Since she has a phone number for this "attorney", she traces the number to California. Eureka, California. She alerts the appropriate authorities in Eureka and the Great State of California but is none too optimistic that anything will happen to shut this shady operation down.
So. The formerly mentioned asshat calls the number. He somehow hacks into their voicemail system. He changes the outgoing message to say:
"If you received a call from this number it is a scam. Do NOT send them money. Do NOT give them any information about your bank or your router numbers. You do not owe these people money. They are THIEVES."
And then, for good measure, he changes the password so they can't get back in to their own voicemail. It has now been their outgoing message for several days. Boo-YAH!
He is getting phone calls from many a grateful soul who were terrified they faced some prolonged legal battle or emptying their liquid assets in an effort to avoid jail. He is now promoted from asshat to asshelmet.
Saturday, September 11, 2010
Alpha Bitch Whisperer and per her request, here are photos of our own canine companions. Many, many photos. We're a little funny about our dogs.
Thursday, September 2, 2010
We've been trying to put together a trip to Charleston, SC for a couple of years- me, my mom, and Carolyn. Never seems to work out. This year turned out to be a bust because Carolyn got diagnosed with stage IV colon cancer. She's tough, though, dealing with chemo the same way she deals with everything. Practical humor and keeping her cards close to the vest except for a very select group of supportive friends that she knows are as tough as she is and won't get sucked down in her drama. Today is her last day of chemo. We've all been holding our breath and praying a lot.
Carolyn has an important job. She's the secret keeper. You can tell her the dirtiest, darkest, career ruiningest, marriage wreckingest secret you know. Ten years later, even if all parties are deceased and no harm can be done, Carolyn still won't have told a soul.
Carolyn's kids are my age-ish. Her oldest son, Frank, was my first homecoming date. He was taller than me so he qualified.

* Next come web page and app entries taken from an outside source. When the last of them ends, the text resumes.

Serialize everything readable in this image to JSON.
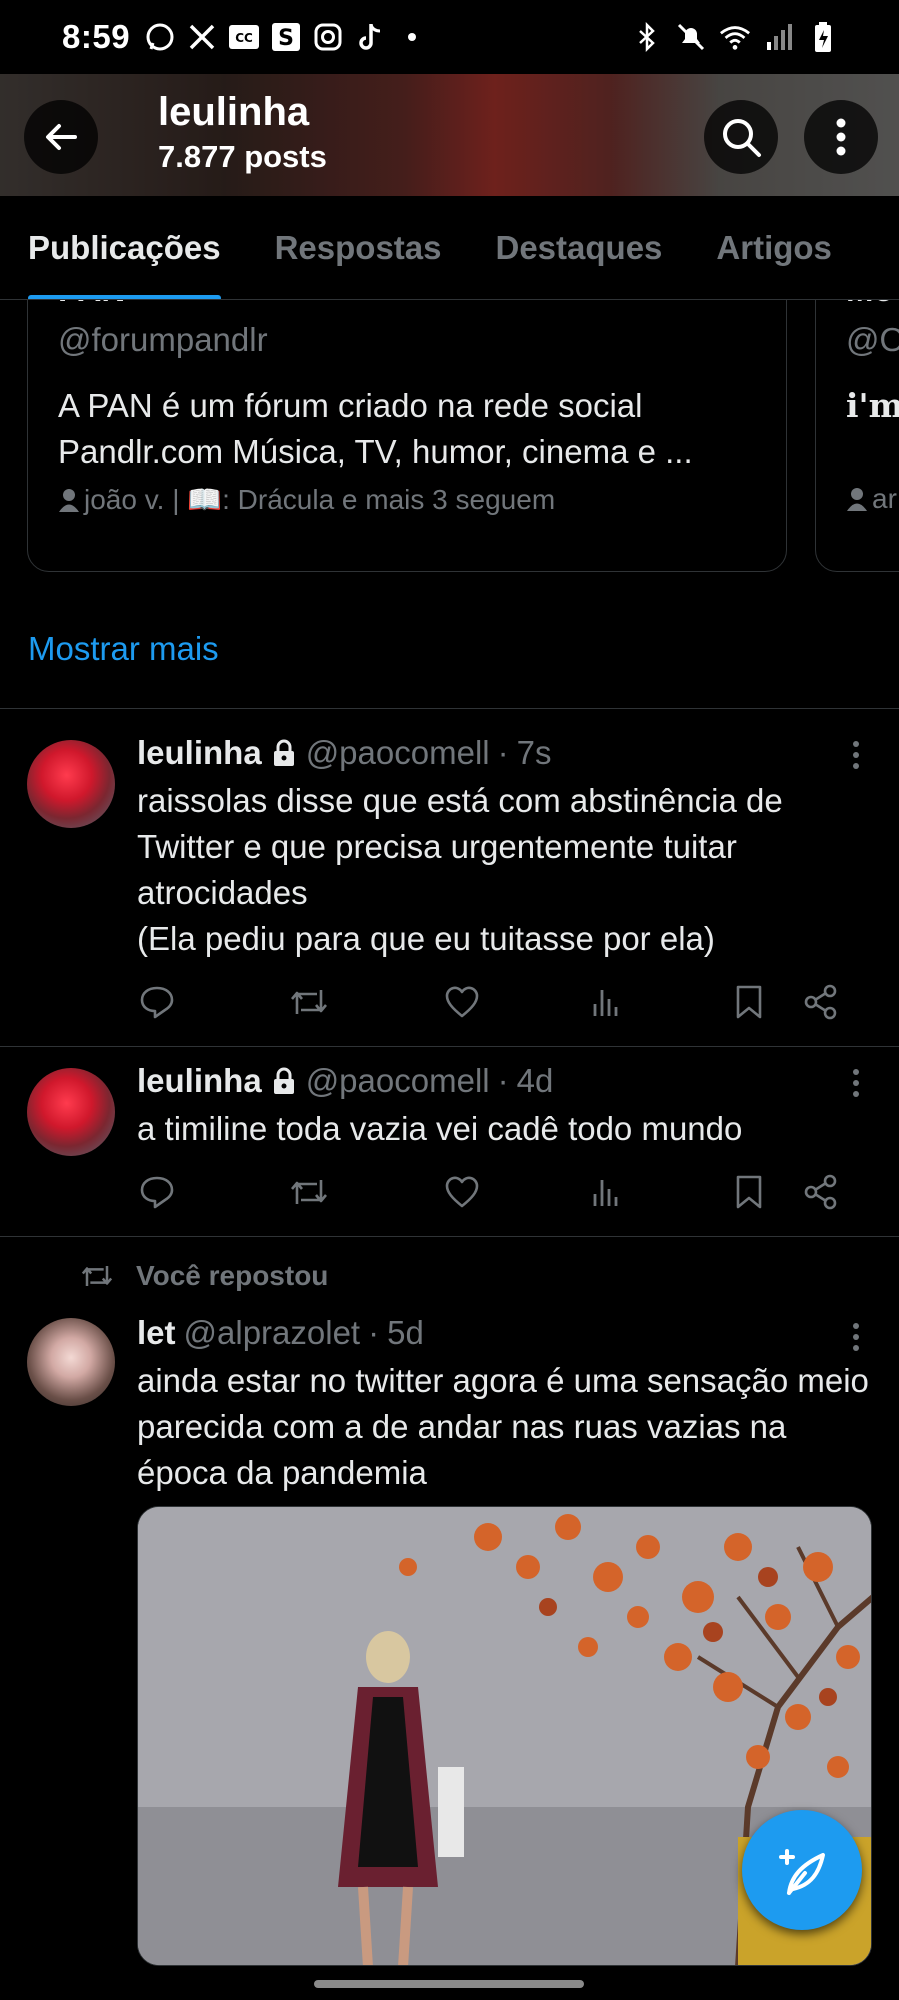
{
  "status_bar": {
    "time": "8:59",
    "left_icons": [
      "whatsapp-icon",
      "x-icon",
      "caption-icon",
      "s-app-icon",
      "instagram-icon",
      "tiktok-icon",
      "dot-icon"
    ],
    "right_icons": [
      "bluetooth-icon",
      "mute-icon",
      "wifi-icon",
      "signal-icon",
      "battery-icon"
    ]
  },
  "header": {
    "name": "leulinha",
    "posts": "7.877 posts"
  },
  "tabs": [
    {
      "label": "Publicações",
      "active": true
    },
    {
      "label": "Respostas",
      "active": false
    },
    {
      "label": "Destaques",
      "active": false
    },
    {
      "label": "Artigos",
      "active": false
    }
  ],
  "suggestions": [
    {
      "name": "PAN",
      "handle": "@forumpandlr",
      "bio": "A PAN é um fórum criado na rede social Pandlr.com Música, TV, humor, cinema e ...",
      "followed_by": "joão v. | 📖: Drácula e mais 3 seguem"
    },
    {
      "name": "Mo",
      "handle": "@O",
      "bio": "i'm",
      "followed_by": "ar"
    }
  ],
  "show_more": "Mostrar mais",
  "tweets": [
    {
      "name": "leulinha",
      "handle": "@paocomell",
      "time": "7s",
      "text": "raissolas disse que está com abstinência de Twitter e que precisa urgentemente tuitar atrocidades\n(Ela pediu para que eu tuitasse por ela)"
    },
    {
      "name": "leulinha",
      "handle": "@paocomell",
      "time": "4d",
      "text": "a timiline toda vazia vei cadê todo mundo"
    },
    {
      "repost_label": "Você repostou",
      "name": "let",
      "handle": "@alprazolet",
      "time": "5d",
      "text": "ainda estar no twitter agora é uma sensação meio parecida com a de andar nas ruas vazias na época da pandemia"
    }
  ],
  "colors": {
    "accent": "#1d9bf0",
    "secondary_text": "#71767b",
    "border": "#2f3336",
    "background": "#000000"
  }
}
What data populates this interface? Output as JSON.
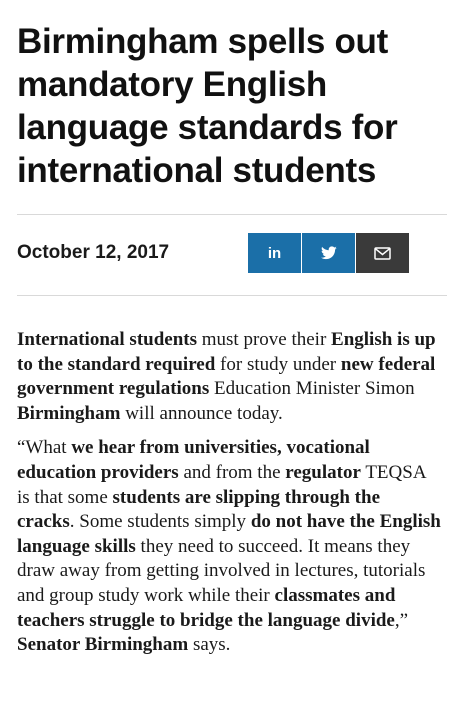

Prior to the eighth grade homecoming dance, most of our interaction involved the annual innertube down the river trip and occasional visits to their farm where Frank and his younger brother Avery threw dried out cow pies at me and my sister. They weren't being tacky, they just thought it was fun. Susan is the youngest of the clan and wisely avoided her brothers. She hovered on the edge of the action and enjoyed the respite of having a different set of targets in the vicinity. Susan grew up to be the only one that a yankee wouldn't immediately assume was a redneck.
It's been years since I've seen any of the kids. I keep up with them through Carolyn. I know how many children they have but not their names, what stresses they have in the marriages, their strengths and shortcomings. Carolyn has a special way of talking about even her near and dear that doesn't sugarcoat anything but doesn't paint them in a bad light. She sees the truth of things and works with that.
Frank died last night.
Avery was in the car in front of him. He saw Frank lose control of the vehicle on a bridge and get ejected from the car. In classic Frank form, he never wore a seatbelt.
The only thing I can think to hope for today is that Carolyn is insulated by shock. For the first time, I hope that chemo knocks her on her ass so she can sleep through the next week. Her friends and family can set out the casseroles, answer the phone, haul her bleary, drugged self to the funeral, and cry for her while she's sleeping. Avery and Susan can entertain Frank's four kids. I don't know who will run the Greyhound bus business. It was a family business and Frank was the current patriarch in charge. Avery never wanted it.
I can't stand it. Today is going to be one of those "I wish I were anywhere but here, in any moment but this" days.